══ DATA SHOWN ══

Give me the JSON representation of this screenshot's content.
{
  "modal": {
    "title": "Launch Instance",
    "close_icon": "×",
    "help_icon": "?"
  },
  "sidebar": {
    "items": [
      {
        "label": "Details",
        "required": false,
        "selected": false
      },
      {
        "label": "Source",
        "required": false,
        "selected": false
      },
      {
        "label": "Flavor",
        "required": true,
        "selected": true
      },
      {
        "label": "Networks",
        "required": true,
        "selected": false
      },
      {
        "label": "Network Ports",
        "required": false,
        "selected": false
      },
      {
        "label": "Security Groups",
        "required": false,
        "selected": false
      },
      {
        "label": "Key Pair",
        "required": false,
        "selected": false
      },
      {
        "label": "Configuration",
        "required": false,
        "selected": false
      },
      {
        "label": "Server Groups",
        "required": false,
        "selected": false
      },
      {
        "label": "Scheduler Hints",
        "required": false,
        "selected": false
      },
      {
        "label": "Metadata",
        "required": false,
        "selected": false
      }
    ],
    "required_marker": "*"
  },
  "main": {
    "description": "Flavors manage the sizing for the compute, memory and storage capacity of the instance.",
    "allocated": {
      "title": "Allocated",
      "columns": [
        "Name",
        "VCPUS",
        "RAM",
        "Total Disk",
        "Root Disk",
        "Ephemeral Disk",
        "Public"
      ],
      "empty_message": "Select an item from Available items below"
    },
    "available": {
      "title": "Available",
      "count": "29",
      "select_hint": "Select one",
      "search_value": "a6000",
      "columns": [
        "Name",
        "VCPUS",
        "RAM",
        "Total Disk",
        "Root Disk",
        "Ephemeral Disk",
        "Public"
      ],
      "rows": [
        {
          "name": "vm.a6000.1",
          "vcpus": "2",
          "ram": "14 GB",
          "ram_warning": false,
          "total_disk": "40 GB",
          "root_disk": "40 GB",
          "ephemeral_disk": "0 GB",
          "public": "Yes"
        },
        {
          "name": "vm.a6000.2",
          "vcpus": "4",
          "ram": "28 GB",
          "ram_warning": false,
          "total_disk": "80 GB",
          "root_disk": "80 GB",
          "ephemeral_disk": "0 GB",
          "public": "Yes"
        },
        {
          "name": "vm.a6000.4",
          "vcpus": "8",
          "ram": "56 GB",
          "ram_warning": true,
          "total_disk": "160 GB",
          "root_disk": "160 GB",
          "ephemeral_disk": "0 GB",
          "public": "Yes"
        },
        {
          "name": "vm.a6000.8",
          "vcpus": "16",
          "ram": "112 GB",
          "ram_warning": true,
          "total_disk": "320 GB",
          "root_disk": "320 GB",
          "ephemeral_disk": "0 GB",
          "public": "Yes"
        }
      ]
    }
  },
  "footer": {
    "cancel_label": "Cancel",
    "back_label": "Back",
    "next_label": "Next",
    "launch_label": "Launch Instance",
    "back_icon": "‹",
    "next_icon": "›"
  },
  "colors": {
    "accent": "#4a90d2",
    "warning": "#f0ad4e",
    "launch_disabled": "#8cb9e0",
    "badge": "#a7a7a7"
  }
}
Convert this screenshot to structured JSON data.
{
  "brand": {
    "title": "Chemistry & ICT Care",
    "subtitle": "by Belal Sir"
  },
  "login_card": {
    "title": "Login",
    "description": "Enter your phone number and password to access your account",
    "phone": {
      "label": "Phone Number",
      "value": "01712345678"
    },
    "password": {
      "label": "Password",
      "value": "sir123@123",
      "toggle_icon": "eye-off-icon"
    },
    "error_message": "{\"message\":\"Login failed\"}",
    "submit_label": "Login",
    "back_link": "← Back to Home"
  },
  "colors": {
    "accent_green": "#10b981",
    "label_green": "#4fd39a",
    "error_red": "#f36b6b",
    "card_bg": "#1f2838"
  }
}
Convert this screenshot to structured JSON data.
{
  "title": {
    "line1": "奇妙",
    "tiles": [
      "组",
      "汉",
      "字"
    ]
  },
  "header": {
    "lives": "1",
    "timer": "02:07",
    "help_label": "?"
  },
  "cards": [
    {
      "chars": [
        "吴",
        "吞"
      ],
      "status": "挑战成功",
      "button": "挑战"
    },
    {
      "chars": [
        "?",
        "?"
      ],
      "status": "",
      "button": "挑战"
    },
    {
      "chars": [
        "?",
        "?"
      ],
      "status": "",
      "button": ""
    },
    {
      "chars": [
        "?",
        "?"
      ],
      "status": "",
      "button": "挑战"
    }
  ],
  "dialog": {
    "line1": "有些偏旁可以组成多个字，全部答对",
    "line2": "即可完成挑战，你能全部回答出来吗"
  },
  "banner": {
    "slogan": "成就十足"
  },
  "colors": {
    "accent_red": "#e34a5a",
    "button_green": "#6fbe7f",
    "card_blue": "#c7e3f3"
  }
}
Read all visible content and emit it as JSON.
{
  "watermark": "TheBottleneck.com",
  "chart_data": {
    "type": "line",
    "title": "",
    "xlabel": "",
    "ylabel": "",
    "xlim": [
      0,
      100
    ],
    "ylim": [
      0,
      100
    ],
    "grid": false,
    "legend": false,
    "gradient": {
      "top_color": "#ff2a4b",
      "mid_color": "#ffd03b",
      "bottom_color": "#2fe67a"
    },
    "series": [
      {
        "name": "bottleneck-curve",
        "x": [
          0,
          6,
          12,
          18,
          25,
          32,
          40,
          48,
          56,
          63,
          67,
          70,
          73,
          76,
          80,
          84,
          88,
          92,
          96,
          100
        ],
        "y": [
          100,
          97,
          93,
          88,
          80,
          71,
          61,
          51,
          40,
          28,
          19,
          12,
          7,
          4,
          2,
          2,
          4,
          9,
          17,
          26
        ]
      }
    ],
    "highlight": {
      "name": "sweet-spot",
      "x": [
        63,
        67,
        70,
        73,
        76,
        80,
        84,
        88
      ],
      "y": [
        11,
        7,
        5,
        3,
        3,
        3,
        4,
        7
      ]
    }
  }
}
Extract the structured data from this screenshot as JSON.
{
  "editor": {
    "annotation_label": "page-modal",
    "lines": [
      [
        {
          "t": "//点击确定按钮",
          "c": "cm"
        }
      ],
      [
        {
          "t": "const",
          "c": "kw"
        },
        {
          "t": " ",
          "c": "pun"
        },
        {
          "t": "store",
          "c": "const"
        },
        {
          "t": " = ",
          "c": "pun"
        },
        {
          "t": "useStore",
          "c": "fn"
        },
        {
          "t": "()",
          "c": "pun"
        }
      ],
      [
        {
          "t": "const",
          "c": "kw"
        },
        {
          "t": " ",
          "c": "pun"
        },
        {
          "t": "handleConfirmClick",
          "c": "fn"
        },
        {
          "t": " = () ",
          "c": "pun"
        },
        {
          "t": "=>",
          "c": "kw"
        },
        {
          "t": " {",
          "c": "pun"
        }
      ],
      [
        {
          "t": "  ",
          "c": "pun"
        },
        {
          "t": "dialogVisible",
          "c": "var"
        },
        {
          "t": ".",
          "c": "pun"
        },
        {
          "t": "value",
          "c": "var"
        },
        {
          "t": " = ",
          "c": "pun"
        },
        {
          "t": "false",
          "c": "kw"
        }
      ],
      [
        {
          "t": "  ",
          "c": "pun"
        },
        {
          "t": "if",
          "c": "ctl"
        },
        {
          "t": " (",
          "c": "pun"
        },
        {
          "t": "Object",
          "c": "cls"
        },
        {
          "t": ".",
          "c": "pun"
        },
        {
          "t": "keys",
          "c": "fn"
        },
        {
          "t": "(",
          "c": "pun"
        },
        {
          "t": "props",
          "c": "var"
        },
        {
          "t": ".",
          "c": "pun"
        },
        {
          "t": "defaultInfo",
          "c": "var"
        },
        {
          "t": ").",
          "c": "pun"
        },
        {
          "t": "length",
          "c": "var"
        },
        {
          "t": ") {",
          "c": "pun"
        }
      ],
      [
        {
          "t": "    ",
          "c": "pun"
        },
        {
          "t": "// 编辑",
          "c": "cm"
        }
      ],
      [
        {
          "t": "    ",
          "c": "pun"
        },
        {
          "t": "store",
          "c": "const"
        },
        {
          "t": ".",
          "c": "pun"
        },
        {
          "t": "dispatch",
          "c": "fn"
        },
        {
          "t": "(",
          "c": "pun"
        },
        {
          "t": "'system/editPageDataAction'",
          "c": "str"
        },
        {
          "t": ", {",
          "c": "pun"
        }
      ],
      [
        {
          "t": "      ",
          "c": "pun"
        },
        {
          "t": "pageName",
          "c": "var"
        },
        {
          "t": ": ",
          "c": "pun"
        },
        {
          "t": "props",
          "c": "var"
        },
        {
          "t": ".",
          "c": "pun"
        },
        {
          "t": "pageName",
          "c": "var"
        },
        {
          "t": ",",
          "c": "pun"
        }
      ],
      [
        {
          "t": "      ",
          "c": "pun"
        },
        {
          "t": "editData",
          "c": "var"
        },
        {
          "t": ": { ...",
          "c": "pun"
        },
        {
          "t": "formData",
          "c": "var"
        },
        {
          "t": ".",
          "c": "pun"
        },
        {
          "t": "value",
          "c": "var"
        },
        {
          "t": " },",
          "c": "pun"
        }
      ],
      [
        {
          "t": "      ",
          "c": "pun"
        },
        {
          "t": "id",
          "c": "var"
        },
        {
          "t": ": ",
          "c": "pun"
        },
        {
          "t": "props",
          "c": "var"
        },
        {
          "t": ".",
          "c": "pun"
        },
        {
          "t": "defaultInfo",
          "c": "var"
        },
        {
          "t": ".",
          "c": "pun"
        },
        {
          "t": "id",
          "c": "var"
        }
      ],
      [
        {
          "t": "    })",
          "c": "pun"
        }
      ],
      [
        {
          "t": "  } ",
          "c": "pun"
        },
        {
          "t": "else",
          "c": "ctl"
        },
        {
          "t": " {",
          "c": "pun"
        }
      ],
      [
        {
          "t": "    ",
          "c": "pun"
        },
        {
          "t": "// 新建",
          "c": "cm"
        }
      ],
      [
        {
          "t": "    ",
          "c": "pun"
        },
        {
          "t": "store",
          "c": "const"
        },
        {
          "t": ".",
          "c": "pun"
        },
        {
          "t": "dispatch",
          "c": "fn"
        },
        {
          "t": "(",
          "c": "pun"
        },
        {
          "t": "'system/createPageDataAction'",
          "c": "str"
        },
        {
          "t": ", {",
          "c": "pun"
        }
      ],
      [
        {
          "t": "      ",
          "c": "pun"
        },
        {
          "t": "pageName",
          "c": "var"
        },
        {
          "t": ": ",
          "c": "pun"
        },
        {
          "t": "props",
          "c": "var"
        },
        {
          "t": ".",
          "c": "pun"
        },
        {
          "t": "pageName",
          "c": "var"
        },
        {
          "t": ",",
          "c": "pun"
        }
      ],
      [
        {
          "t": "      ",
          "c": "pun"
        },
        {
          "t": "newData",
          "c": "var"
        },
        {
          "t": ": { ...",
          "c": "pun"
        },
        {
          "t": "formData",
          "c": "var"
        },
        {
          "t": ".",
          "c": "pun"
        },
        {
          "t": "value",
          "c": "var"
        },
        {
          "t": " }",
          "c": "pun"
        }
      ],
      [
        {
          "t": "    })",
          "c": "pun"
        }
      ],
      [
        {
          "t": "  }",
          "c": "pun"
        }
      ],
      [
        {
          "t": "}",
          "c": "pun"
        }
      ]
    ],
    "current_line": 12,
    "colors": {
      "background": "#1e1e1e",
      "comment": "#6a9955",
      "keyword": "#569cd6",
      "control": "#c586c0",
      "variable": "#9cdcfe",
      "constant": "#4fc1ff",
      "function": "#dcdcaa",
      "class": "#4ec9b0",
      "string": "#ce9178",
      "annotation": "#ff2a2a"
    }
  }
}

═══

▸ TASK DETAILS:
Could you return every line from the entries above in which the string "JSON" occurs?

▸ SOLUTION:
Give me the JSON representation of this screenshot's content.
Convert this screenshot to structured JSON data.
Convert this screenshot to structured JSON data.
Read all visible content and emit it as JSON.
Extract the structured data from this screenshot as JSON.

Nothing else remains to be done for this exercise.